Please restate the data below word for word, omitting all images.

RECORD EXTRACTS Start Marker

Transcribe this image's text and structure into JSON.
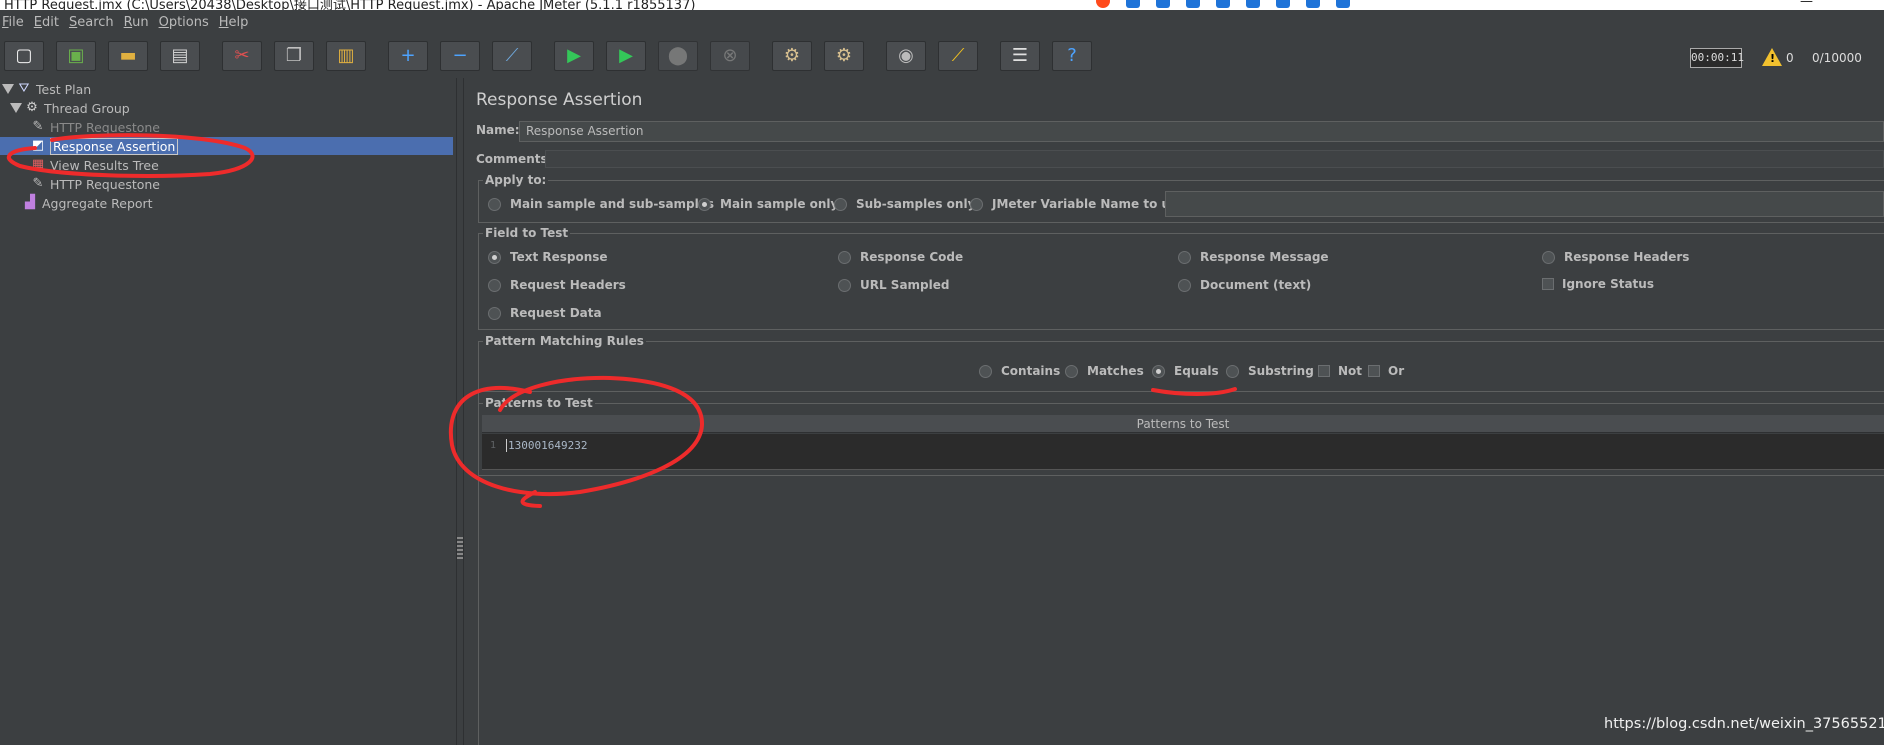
{
  "window": {
    "title": "HTTP Request.jmx (C:\\Users\\20438\\Desktop\\接口测试\\HTTP Request.jmx) - Apache JMeter (5.1.1 r1855137)"
  },
  "menu": [
    {
      "label": "File",
      "underline": "F",
      "rest": "ile"
    },
    {
      "label": "Edit",
      "underline": "E",
      "rest": "dit"
    },
    {
      "label": "Search",
      "underline": "S",
      "rest": "earch"
    },
    {
      "label": "Run",
      "underline": "R",
      "rest": "un"
    },
    {
      "label": "Options",
      "underline": "O",
      "rest": "ptions"
    },
    {
      "label": "Help",
      "underline": "H",
      "rest": "elp"
    }
  ],
  "toolbar": {
    "buttons": [
      {
        "name": "new-icon",
        "glyph": "▢",
        "color": "#f0f0f0"
      },
      {
        "name": "templates-icon",
        "glyph": "▣",
        "color": "#6ab04c"
      },
      {
        "name": "open-icon",
        "glyph": "▬",
        "color": "#e0b040"
      },
      {
        "name": "save-icon",
        "glyph": "▤",
        "color": "#d0d0d0"
      },
      {
        "name": "cut-icon",
        "glyph": "✂",
        "color": "#e05050"
      },
      {
        "name": "copy-icon",
        "glyph": "❐",
        "color": "#c0c0c0"
      },
      {
        "name": "paste-icon",
        "glyph": "▥",
        "color": "#e0b040"
      },
      {
        "name": "expand-icon",
        "glyph": "+",
        "color": "#4da3ff"
      },
      {
        "name": "collapse-icon",
        "glyph": "−",
        "color": "#4da3ff"
      },
      {
        "name": "toggle-icon",
        "glyph": "⟋",
        "color": "#6fa8dc"
      },
      {
        "name": "start-icon",
        "glyph": "▶",
        "color": "#34c759"
      },
      {
        "name": "start-no-pauses-icon",
        "glyph": "▶",
        "color": "#34c759"
      },
      {
        "name": "stop-icon",
        "glyph": "⬤",
        "color": "#8a8a8a"
      },
      {
        "name": "shutdown-icon",
        "glyph": "⊗",
        "color": "#8a8a8a"
      },
      {
        "name": "clear-icon",
        "glyph": "⚙",
        "color": "#d8c090"
      },
      {
        "name": "clear-all-icon",
        "glyph": "⚙",
        "color": "#d8c090"
      },
      {
        "name": "search-icon",
        "glyph": "◉",
        "color": "#bbbbbb"
      },
      {
        "name": "reset-search-icon",
        "glyph": "⟋",
        "color": "#f0c020"
      },
      {
        "name": "function-helper-icon",
        "glyph": "☰",
        "color": "#e0e0e0"
      },
      {
        "name": "help-icon",
        "glyph": "?",
        "color": "#4da3ff"
      }
    ],
    "timer": "00:00:11",
    "warning_count": "0",
    "threads": "0/10000"
  },
  "tree": {
    "items": [
      {
        "label": "Test Plan",
        "icon": "test-plan-icon"
      },
      {
        "label": "Thread Group",
        "icon": "thread-group-icon"
      },
      {
        "label": "HTTP Requestone",
        "icon": "http-request-icon"
      },
      {
        "label": "Response Assertion",
        "icon": "response-assertion-icon"
      },
      {
        "label": "View Results Tree",
        "icon": "view-results-tree-icon"
      },
      {
        "label": "HTTP Requestone",
        "icon": "http-request-icon"
      },
      {
        "label": "Aggregate Report",
        "icon": "aggregate-report-icon"
      }
    ]
  },
  "editor": {
    "title": "Response Assertion",
    "name_label": "Name:",
    "name_value": "Response Assertion",
    "comments_label": "Comments:",
    "apply_to": {
      "legend": "Apply to:",
      "options": [
        "Main sample and sub-samples",
        "Main sample only",
        "Sub-samples only",
        "JMeter Variable Name to use"
      ],
      "selected": "Main sample only"
    },
    "field_to_test": {
      "legend": "Field to Test",
      "options": [
        "Text Response",
        "Response Code",
        "Response Message",
        "Response Headers",
        "Request Headers",
        "URL Sampled",
        "Document (text)",
        "Request Data"
      ],
      "ignore_status_label": "Ignore Status",
      "selected": "Text Response"
    },
    "pattern_matching": {
      "legend": "Pattern Matching Rules",
      "options": [
        "Contains",
        "Matches",
        "Equals",
        "Substring"
      ],
      "checks": [
        "Not",
        "Or"
      ],
      "selected": "Equals"
    },
    "patterns": {
      "legend": "Patterns to Test",
      "column_header": "Patterns to Test",
      "line_number": "1",
      "value": "130001649232"
    }
  },
  "watermark": "https://blog.csdn.net/weixin_37565521"
}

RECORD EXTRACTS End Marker

**RESPONSE BOX:**
Transcribe this image's text and structure into JSON.
{
  "window": {
    "title": "HTTP Request.jmx (C:\\Users\\20438\\Desktop\\接口测试\\HTTP Request.jmx) - Apache JMeter (5.1.1 r1855137)"
  },
  "menu": [
    {
      "label": "File",
      "underline": "F",
      "rest": "ile"
    },
    {
      "label": "Edit",
      "underline": "E",
      "rest": "dit"
    },
    {
      "label": "Search",
      "underline": "S",
      "rest": "earch"
    },
    {
      "label": "Run",
      "underline": "R",
      "rest": "un"
    },
    {
      "label": "Options",
      "underline": "O",
      "rest": "ptions"
    },
    {
      "label": "Help",
      "underline": "H",
      "rest": "elp"
    }
  ],
  "toolbar": {
    "buttons": [
      {
        "name": "new-icon",
        "glyph": "▢",
        "color": "#f0f0f0"
      },
      {
        "name": "templates-icon",
        "glyph": "▣",
        "color": "#6ab04c"
      },
      {
        "name": "open-icon",
        "glyph": "▬",
        "color": "#e0b040"
      },
      {
        "name": "save-icon",
        "glyph": "▤",
        "color": "#d0d0d0"
      },
      {
        "name": "cut-icon",
        "glyph": "✂",
        "color": "#e05050"
      },
      {
        "name": "copy-icon",
        "glyph": "❐",
        "color": "#c0c0c0"
      },
      {
        "name": "paste-icon",
        "glyph": "▥",
        "color": "#e0b040"
      },
      {
        "name": "expand-icon",
        "glyph": "+",
        "color": "#4da3ff"
      },
      {
        "name": "collapse-icon",
        "glyph": "−",
        "color": "#4da3ff"
      },
      {
        "name": "toggle-icon",
        "glyph": "⟋",
        "color": "#6fa8dc"
      },
      {
        "name": "start-icon",
        "glyph": "▶",
        "color": "#34c759"
      },
      {
        "name": "start-no-pauses-icon",
        "glyph": "▶",
        "color": "#34c759"
      },
      {
        "name": "stop-icon",
        "glyph": "⬤",
        "color": "#8a8a8a"
      },
      {
        "name": "shutdown-icon",
        "glyph": "⊗",
        "color": "#8a8a8a"
      },
      {
        "name": "clear-icon",
        "glyph": "⚙",
        "color": "#d8c090"
      },
      {
        "name": "clear-all-icon",
        "glyph": "⚙",
        "color": "#d8c090"
      },
      {
        "name": "search-icon",
        "glyph": "◉",
        "color": "#bbbbbb"
      },
      {
        "name": "reset-search-icon",
        "glyph": "⟋",
        "color": "#f0c020"
      },
      {
        "name": "function-helper-icon",
        "glyph": "☰",
        "color": "#e0e0e0"
      },
      {
        "name": "help-icon",
        "glyph": "?",
        "color": "#4da3ff"
      }
    ],
    "timer": "00:00:11",
    "warning_count": "0",
    "threads": "0/10000"
  },
  "tree": {
    "items": [
      {
        "label": "Test Plan",
        "icon": "test-plan-icon"
      },
      {
        "label": "Thread Group",
        "icon": "thread-group-icon"
      },
      {
        "label": "HTTP Requestone",
        "icon": "http-request-icon"
      },
      {
        "label": "Response Assertion",
        "icon": "response-assertion-icon"
      },
      {
        "label": "View Results Tree",
        "icon": "view-results-tree-icon"
      },
      {
        "label": "HTTP Requestone",
        "icon": "http-request-icon"
      },
      {
        "label": "Aggregate Report",
        "icon": "aggregate-report-icon"
      }
    ]
  },
  "editor": {
    "title": "Response Assertion",
    "name_label": "Name:",
    "name_value": "Response Assertion",
    "comments_label": "Comments:",
    "apply_to": {
      "legend": "Apply to:",
      "options": [
        "Main sample and sub-samples",
        "Main sample only",
        "Sub-samples only",
        "JMeter Variable Name to use"
      ],
      "selected": "Main sample only"
    },
    "field_to_test": {
      "legend": "Field to Test",
      "options": [
        "Text Response",
        "Response Code",
        "Response Message",
        "Response Headers",
        "Request Headers",
        "URL Sampled",
        "Document (text)",
        "Request Data"
      ],
      "ignore_status_label": "Ignore Status",
      "selected": "Text Response"
    },
    "pattern_matching": {
      "legend": "Pattern Matching Rules",
      "options": [
        "Contains",
        "Matches",
        "Equals",
        "Substring"
      ],
      "checks": [
        "Not",
        "Or"
      ],
      "selected": "Equals"
    },
    "patterns": {
      "legend": "Patterns to Test",
      "column_header": "Patterns to Test",
      "line_number": "1",
      "value": "130001649232"
    }
  },
  "watermark": "https://blog.csdn.net/weixin_37565521"
}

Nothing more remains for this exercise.